Curbside Outtake: Early ‘70’s De Tomaso Pantera – Likely New Arrival in Tokyo

I try to stroll by Kennie’s MOPAR Service at least once a week just to see what he might have lined up outside his garage.  Typically there’s several of Highland Park’s finest – and last week was no different, with a very nice AAR ‘Cuda waiting for its turn inside.  But there was something else even more rare parked behind it.

I was a little shocked to see this very attractive bright yellow early ‘70s Pantera – every time I’ve stopped by Kennie’s over the past five years he’s had only MOPARs parked outside.  Perhaps he’s broadening the business or maybe doing a friend a favor.

It has to be at least 40 years since I’ve last seen a Pantera in the flesh.  Two things immediately struck me; 1) I had forgotten how low these were – this is a low car; Lotus Europa-low…and 2) It seemed small – my recollection was that these were larger cars, about the same size as a Corvette.  But checking the specs, a 1973 Corvette is 185 inches in length, and an early 70’s Pantera is over a foot and a half shorter.
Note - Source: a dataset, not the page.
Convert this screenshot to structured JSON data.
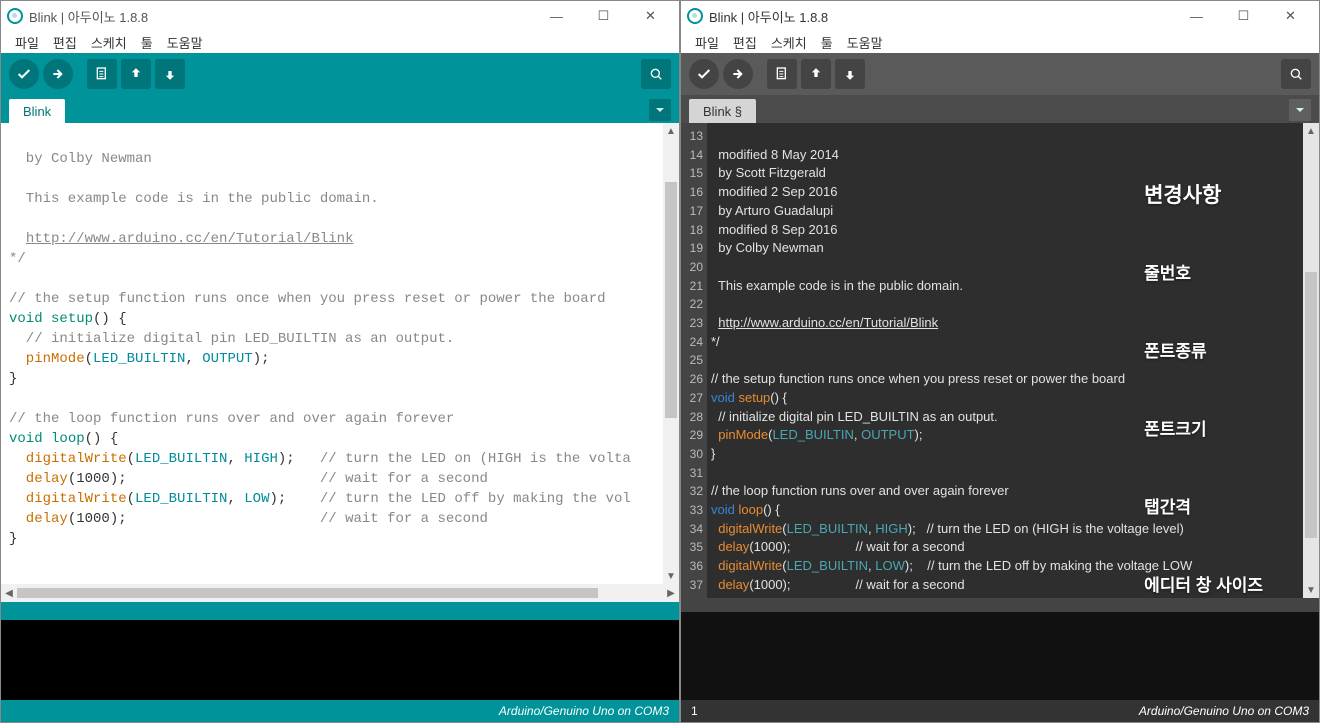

This one is in excellent condition – and given the black front “safety” bumpers, is a 1973 or later model.  I’m guessing it was restored as it would be next to impossible to keep one in this shape for over 40 years – if I remember correctly, they didn’t have the best reputation for build quality.  I couldn’t get an interior pic because of the reflection, but it was as nice as the outside.  No tags or Japan Compulsory Insurance (JCI) sticker, so maybe this is a new arrival to Japan and the owner is getting it ready to be registered.

Example from Web


I’m sure CC readers are familiar with the Pantera’s backstory – developed in 1970 by Argentinean Alejandro de Tomaso, and styled at design house Carrozzeria Ghia in Italy by Tom Tjaarda.  De Tomaso partnered with Ford and the Pantera was sold in the US thorough Lincoln-Mercury dealerships starting in 1971.  Never a good fit with L-M, Ford ended the agreement in 1975 and De Tomaso went on building various versions, each with larger scoops, wheel wells, and rear wings, through 1992.  Pantera’s came with Ford’s 351 cu in “Cleveland” V8 behind the seats, sourced from Dearborn until 1974, and then from Ford of Australia until 1982 (though enough were on hand to last until 1988).  Total production over the 20-year run was only 7,260 cars.

For more on the Pantera, and Alejandro de Tomaso’s other cars, check out Tatra87’s superb post here.

I’m sure that Cleveland makes a nice sound – hopefully I’ll hear it cruising through the neighborhood…it will certainly stand out from the ubiquitous three-cylinder thrum from the sea of “kei” cars…